It is a debate that is echoing across the United States as security experts and some politicians ask churches to consider a wide range of enhanced measures to thwart tragedies like Sunday’s deadly rampage at the First Baptist Church.

Barbara Burdette, who knew the 26 people killed in the massacre and as well as the 20 wounded, is ready to see her church hire armed security, or allow congregants to carry their own concealed firearms for self-defense.

“God is our protector,” said Burdette, 62, “but I do still think that we need to have people with conceal carry.”

Her pastor at the First Baptist Church of La Vernia, a one-story brick sanctuary 7 miles from the shooting scene, said the issue of guns in church requires a delicate balance between providing safety instead of fear.

Arming parishioners is not the only option. At the historic black church in Charleston, South Carolina, where a white gunman killed nine at a June 2015 bible study session, uniformed police officers now attend regular worship services.

“It’s part of our new normal,” said Reverend Eric Manning at Emanuel African Methodist Episcopal Church, by phone. He said the church also created in-house security, as have most black churches in the region.

Muslim and Jewish institutions for years have added security measures to address the threat of violence and hate crimes. The Council on American-Islamic Relations (CAIR) stresses the importance of security cameras, strong doors and clearing brush away from buildings so attackers have no place to hide.

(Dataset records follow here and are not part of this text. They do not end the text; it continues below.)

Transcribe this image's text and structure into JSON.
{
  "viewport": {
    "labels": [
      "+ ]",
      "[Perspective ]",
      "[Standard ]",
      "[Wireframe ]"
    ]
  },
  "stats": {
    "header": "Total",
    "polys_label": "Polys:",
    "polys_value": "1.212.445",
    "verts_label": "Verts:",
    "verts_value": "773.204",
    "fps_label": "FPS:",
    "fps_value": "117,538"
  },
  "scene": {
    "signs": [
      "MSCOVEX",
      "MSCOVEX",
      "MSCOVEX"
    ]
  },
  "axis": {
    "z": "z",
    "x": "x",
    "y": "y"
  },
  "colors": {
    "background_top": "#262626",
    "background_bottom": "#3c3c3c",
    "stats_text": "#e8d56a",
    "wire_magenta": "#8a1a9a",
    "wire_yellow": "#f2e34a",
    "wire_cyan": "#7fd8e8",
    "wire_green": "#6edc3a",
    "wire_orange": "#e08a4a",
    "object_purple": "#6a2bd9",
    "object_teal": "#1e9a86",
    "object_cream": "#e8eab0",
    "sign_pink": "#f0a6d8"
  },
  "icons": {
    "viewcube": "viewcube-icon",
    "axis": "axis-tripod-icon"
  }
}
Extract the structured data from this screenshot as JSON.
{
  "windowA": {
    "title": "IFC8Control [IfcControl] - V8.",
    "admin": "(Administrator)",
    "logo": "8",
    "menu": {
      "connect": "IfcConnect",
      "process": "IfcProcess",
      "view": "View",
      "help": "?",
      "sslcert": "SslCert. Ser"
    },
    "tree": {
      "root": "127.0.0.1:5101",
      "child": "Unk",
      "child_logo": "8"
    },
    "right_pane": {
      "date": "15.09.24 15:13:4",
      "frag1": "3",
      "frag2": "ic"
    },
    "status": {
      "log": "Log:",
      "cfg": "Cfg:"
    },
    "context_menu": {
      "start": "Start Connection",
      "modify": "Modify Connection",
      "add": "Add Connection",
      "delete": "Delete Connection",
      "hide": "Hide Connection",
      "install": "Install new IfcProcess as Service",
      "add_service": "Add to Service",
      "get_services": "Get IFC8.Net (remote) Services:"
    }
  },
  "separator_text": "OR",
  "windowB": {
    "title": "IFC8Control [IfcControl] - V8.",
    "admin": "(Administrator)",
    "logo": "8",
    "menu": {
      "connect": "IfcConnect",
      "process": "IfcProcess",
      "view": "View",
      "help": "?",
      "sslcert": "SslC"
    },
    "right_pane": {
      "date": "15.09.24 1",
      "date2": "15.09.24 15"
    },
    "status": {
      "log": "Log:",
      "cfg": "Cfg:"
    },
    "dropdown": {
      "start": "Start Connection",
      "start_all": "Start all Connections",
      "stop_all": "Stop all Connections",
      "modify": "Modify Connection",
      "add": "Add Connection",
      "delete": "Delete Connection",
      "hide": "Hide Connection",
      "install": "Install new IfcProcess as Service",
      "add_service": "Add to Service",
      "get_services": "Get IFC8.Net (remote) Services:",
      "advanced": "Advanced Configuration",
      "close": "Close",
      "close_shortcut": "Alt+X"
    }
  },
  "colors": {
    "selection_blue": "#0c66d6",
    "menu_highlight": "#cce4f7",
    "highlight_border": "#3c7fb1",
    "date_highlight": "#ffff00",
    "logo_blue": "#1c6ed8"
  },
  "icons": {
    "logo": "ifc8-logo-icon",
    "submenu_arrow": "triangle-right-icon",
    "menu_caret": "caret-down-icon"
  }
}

A law enforcement vehicle prominently parked in front of a house of worship is also a strong deterrent to crime, said Claude Pichard, director of Training Force USA, which worked with churches across the country to improve security after the Charleston shooting.

The question of enabling, or even encouraging, parishioners to shoot back is a discussion particularly important to communities where guns are a part of life, such as rural Texas.

In Sutherland Springs, the shooter was confronted as he left the church by a resident who shot and wounded him.

Texas Attorney General Ken Paxton told Fox News that churches should consider whether they wanted parishioners to be armed as a way of preventing another tragedy.

His state allows for the concealed carrying of handguns by licensed owners. It is not clear exactly how First Baptist Church, where the shooting occurred, addressed gun issues.

A sheriff in Williamson County, Texas, a two-hour drive from the massacre, expects to discuss arming parishioners at a church security summit he is organizing in the wake of the attack. He said churches have a responsibility to ensure that responding officers can distinguish a protector from the assailant.

“What are you doing to make sure we don’t have a friendly on friendly fire?” said Sheriff Robert Chody by phone.

New Life Church, a congregation of 10,000 people in Colorado Springs, Colorado, requires churchgoers to leave their guns in their vehicles, a decade after it was the scene of a deadly shooting that killed two. A parishioner trained in church security used a firearm to wound the shooter, preventing greater carnage, said pastor Brady Boyd.

“Pastors are now waking up to this reality that we are not living in Mayberry anymore,” he said, referring to the fictitious North Carolina hometown on the “Andy Griffith Show,” a long-running 1960s television comedy.

He pointed out that no church could have security in place to withstand an attack by a military-trained shooter using an assault rifle, the scenario that unfolded this weekend in Texas.

About 10 miles from the shooting, Floresville Christian Fellowship Pastor Bennie Herrera said he needed to re-examine security but knows there is only so much that can be done.

“We will not be gripped by fear,” he said. “Faith will rise up and we will come together,” he said.

 by Reuters